Records drawn from a dataset:
━━━━━━━━━━━━━━━━

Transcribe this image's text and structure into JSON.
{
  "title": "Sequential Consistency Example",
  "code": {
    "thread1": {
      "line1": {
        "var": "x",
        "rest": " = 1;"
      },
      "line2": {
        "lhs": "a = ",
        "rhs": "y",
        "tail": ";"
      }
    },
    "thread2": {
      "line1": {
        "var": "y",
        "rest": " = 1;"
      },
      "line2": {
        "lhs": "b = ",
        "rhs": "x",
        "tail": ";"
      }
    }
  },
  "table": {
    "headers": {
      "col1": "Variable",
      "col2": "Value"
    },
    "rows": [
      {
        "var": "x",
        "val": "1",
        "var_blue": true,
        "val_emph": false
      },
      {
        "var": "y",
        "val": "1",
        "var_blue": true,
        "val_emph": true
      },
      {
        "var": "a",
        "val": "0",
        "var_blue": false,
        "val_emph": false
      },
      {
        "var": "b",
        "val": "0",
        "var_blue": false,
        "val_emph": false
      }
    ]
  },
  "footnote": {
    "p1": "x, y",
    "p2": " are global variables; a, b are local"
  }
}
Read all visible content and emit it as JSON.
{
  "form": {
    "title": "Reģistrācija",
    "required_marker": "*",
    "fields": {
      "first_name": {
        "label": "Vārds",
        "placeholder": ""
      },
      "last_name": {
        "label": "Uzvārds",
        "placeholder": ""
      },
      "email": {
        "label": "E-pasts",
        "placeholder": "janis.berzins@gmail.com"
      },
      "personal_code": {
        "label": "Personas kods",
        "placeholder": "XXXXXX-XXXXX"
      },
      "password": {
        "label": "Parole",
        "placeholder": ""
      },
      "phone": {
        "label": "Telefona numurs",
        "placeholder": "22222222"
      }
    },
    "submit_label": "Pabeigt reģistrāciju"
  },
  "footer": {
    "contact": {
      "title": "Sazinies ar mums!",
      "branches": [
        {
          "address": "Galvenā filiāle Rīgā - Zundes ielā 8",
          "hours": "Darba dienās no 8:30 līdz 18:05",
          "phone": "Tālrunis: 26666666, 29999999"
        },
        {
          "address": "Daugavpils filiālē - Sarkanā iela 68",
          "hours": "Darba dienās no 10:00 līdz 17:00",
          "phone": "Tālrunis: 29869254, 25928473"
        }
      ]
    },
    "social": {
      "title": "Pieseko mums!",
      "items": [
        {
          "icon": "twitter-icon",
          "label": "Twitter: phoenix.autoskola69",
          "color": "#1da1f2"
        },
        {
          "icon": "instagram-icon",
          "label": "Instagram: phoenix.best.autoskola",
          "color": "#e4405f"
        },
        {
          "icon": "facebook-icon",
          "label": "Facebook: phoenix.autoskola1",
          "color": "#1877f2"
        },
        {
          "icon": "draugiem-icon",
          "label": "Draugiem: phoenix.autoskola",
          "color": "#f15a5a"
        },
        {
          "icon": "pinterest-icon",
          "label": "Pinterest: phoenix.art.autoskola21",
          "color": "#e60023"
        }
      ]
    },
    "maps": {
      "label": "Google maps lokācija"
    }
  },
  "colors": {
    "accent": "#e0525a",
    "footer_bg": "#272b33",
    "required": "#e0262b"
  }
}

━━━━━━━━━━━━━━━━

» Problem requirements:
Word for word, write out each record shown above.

» Solution to the problem:
Transcribe this image's text and structure into JSON.
{
  "title": "Sequential Consistency Example",
  "code": {
    "thread1": {
      "line1": {
        "var": "x",
        "rest": " = 1;"
      },
      "line2": {
        "lhs": "a = ",
        "rhs": "y",
        "tail": ";"
      }
    },
    "thread2": {
      "line1": {
        "var": "y",
        "rest": " = 1;"
      },
      "line2": {
        "lhs": "b = ",
        "rhs": "x",
        "tail": ";"
      }
    }
  },
  "table": {
    "headers": {
      "col1": "Variable",
      "col2": "Value"
    },
    "rows": [
      {
        "var": "x",
        "val": "1",
        "var_blue": true,
        "val_emph": false
      },
      {
        "var": "y",
        "val": "1",
        "var_blue": true,
        "val_emph": true
      },
      {
        "var": "a",
        "val": "0",
        "var_blue": false,
        "val_emph": false
      },
      {
        "var": "b",
        "val": "0",
        "var_blue": false,
        "val_emph": false
      }
    ]
  },
  "footnote": {
    "p1": "x, y",
    "p2": " are global variables; a, b are local"
  }
}
Read all visible content and emit it as JSON.
{
  "form": {
    "title": "Reģistrācija",
    "required_marker": "*",
    "fields": {
      "first_name": {
        "label": "Vārds",
        "placeholder": ""
      },
      "last_name": {
        "label": "Uzvārds",
        "placeholder": ""
      },
      "email": {
        "label": "E-pasts",
        "placeholder": "janis.berzins@gmail.com"
      },
      "personal_code": {
        "label": "Personas kods",
        "placeholder": "XXXXXX-XXXXX"
      },
      "password": {
        "label": "Parole",
        "placeholder": ""
      },
      "phone": {
        "label": "Telefona numurs",
        "placeholder": "22222222"
      }
    },
    "submit_label": "Pabeigt reģistrāciju"
  },
  "footer": {
    "contact": {
      "title": "Sazinies ar mums!",
      "branches": [
        {
          "address": "Galvenā filiāle Rīgā - Zundes ielā 8",
          "hours": "Darba dienās no 8:30 līdz 18:05",
          "phone": "Tālrunis: 26666666, 29999999"
        },
        {
          "address": "Daugavpils filiālē - Sarkanā iela 68",
          "hours": "Darba dienās no 10:00 līdz 17:00",
          "phone": "Tālrunis: 29869254, 25928473"
        }
      ]
    },
    "social": {
      "title": "Pieseko mums!",
      "items": [
        {
          "icon": "twitter-icon",
          "label": "Twitter: phoenix.autoskola69",
          "color": "#1da1f2"
        },
        {
          "icon": "instagram-icon",
          "label": "Instagram: phoenix.best.autoskola",
          "color": "#e4405f"
        },
        {
          "icon": "facebook-icon",
          "label": "Facebook: phoenix.autoskola1",
          "color": "#1877f2"
        },
        {
          "icon": "draugiem-icon",
          "label": "Draugiem: phoenix.autoskola",
          "color": "#f15a5a"
        },
        {
          "icon": "pinterest-icon",
          "label": "Pinterest: phoenix.art.autoskola21",
          "color": "#e60023"
        }
      ]
    },
    "maps": {
      "label": "Google maps lokācija"
    }
  },
  "colors": {
    "accent": "#e0525a",
    "footer_bg": "#272b33",
    "required": "#e0262b"
  }
}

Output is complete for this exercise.